In honor of National Kindness Week, we want to highlight our District 9 press officer, Tara Callahan-Henry, for using her time to help those in need.
Going to another country to help a less fortunate family in an impoverished city sounds daunting; it may even invoke a little fear and uncertainty in a person. But, with no hesitation, Tara Callahan-Henry, together with a group of 19 others, did just that this past summer and loved the experience so much they already have started planning another trip for this year.
The group was made up of members of Callahan-Henry's church, Hicks Methodist in Duncansville, and other friends and family. They travelled to Ensenada, Mexico, which is on the Baja Peninsula, about 2 hours south of San Diego. There, they spent a week building a new home for Isabel Pacheco-Cruz and her five sons. Pacheco-Cruz took her children and left an abusive relationship for a better life, but a diagnosis of tuberculosis left her unable to work and get necessary medical treatments. Her eldest son, Edgar, dropped out of school at age 14 to provide for the family – working at a flower farm for $89 a week.

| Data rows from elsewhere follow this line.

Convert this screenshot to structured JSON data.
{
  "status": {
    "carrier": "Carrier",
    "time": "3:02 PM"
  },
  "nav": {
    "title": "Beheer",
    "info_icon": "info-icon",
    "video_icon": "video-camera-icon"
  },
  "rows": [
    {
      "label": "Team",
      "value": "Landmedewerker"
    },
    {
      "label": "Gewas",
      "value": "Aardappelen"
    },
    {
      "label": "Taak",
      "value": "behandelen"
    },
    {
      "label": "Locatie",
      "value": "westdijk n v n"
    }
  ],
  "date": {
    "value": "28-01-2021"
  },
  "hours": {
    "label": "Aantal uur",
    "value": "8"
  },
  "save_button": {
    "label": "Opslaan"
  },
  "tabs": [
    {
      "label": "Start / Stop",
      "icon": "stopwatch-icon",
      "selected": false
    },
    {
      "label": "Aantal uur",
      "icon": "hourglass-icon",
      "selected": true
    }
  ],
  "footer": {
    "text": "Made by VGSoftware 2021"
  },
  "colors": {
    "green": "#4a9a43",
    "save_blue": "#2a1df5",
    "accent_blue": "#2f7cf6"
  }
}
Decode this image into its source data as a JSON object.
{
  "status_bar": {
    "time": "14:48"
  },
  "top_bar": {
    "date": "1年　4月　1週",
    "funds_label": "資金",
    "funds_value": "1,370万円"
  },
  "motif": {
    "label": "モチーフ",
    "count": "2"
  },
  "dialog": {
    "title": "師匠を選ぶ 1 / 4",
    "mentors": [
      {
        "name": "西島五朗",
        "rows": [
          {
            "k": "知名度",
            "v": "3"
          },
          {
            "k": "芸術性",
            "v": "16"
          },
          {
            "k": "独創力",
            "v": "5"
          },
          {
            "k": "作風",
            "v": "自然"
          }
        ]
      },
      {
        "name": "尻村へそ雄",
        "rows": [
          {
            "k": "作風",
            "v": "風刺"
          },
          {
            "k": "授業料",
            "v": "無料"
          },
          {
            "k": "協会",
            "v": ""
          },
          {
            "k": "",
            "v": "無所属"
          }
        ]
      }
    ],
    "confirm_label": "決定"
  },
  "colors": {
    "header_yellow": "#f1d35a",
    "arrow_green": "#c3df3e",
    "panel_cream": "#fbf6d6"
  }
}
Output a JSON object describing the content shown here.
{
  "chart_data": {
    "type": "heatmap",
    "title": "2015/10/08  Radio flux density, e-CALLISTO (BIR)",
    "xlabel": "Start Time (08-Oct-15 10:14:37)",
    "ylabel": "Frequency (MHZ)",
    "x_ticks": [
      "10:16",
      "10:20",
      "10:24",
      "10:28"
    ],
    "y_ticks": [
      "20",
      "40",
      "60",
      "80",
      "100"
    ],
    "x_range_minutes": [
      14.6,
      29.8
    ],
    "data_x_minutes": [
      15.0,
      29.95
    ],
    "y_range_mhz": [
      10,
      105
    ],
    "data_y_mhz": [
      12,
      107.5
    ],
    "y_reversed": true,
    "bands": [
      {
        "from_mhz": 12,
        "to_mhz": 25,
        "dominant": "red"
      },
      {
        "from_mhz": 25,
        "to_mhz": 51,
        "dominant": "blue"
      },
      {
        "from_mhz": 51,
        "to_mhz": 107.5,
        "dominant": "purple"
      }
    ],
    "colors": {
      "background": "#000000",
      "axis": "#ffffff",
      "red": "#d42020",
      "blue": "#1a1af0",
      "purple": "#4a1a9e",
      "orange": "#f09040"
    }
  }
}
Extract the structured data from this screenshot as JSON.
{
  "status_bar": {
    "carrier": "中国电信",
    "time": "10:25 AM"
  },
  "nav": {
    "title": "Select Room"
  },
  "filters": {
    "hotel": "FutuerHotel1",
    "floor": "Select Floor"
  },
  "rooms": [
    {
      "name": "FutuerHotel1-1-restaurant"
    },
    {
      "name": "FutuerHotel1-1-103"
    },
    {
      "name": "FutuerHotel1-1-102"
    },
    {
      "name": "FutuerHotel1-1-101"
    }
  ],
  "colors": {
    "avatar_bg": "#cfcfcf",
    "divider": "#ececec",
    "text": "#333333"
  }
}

Ensenada is a very poor community with little running water, little electricity, and few paved roads. Dogs are kept as guards, not pets, to protect people and their belongings.
"I don't think I was prepared for the poverty we saw. Some people had nothing," Callahan-Henry said. "Isabel and her boys slept each night on the concrete slab at the construction site to ensure no building materials would be stolen."
The family had been living in an addition built onto another family member's home. They shared two mattresses among all of them, with only a small cabinet for furniture and a camp stove for cooking.
"We wanted to provide this family with a home, a sense of safety and a place to grow in love and to grow with their faith," Callahan-Henry said. "For the first time the boys each had their own beds, their own pillows, extra clothes, new bikes – things they never had."
The language barrier presented challenges, as very few people outside the Yugo Ministries campus where the group stayed spoke English.
"Two members of our group spoke enough Spanish to help, but, they weren't always with us," Callahan-Henry explained. "Yet, there was still an understanding between everyone, a simple smile or hug from a stranger meant so much. They were happy to see us and willing to help us. One night, we went to buy school supplies at the local Wal-Mart and a young mother helped us determine what certain items were and what the boys would need in the best way she could without knowing much English herself."
A few of Callahan-Henry's ministry group also conducted a vacation bible school program each afternoon for a group of 20-30 children, who did not speak English. An interpreter helped with lessons, but shyness prevented some of kids from waiting for the translation.
"A friend and I would have some of the little girls come up to us and want to tell us something and when we could call our translator over, they would giggle and run away," Callahan-Henry explained. "They wanted to share something with us as women and they didn't want to tell the male interpreter."
But they quickly learned that you don't need to speak the same language to show your love.
"Each day when we showed up on the build site, the smiles of the family showed us all the love we needed."
Callahan-Henry and the others at Hicks Methodist are eagerly planning the next trip to Ensenada for August 2020. It takes about 10-11 months to pick dates, coordinate arrangements and raise funds to pay for the house-building and other items for recipients.
"We purchase items to help furnish the family's home — clothing, bedding, curtains. And once we get there, we shop for things we can't fly with like dishes, kitchen items, and other housewares," Callahan-Henry said.
This journey has inspired her to continue to do more ministry work like this and eventually bring her children when they are old enough.
"This trip was very humbling and eye-opening for me. The hardest part was being away from my kids and explaining to them why I was going to help build a house for a family that didn't have one and that I was buying clothes for children who don't have many," she said. "For my kids who have all their basic needs met, hearing that these kids have no TV, no video games, no running water or electricity was a foreign concept to them."
The theme for their trip was "Love is," from the book of 1 John in the Bible. Tara and the others set out to show kindness and love to people in a place they'd never been and received it in return.
"The kindness from complete strangers was just amazing - from the church congregation who welcomed us into their service and prayed for us, to the women who prepared a lunch for us on the last day of the house build," Callahan-Henry reflected. "They came around to hug and thank each of us for helping one of their own. It truly was an amazing experience."
This follows the pattern of generosity at the district, with District 9 participating in "Stuff the Barrel" and a canned food drive every year.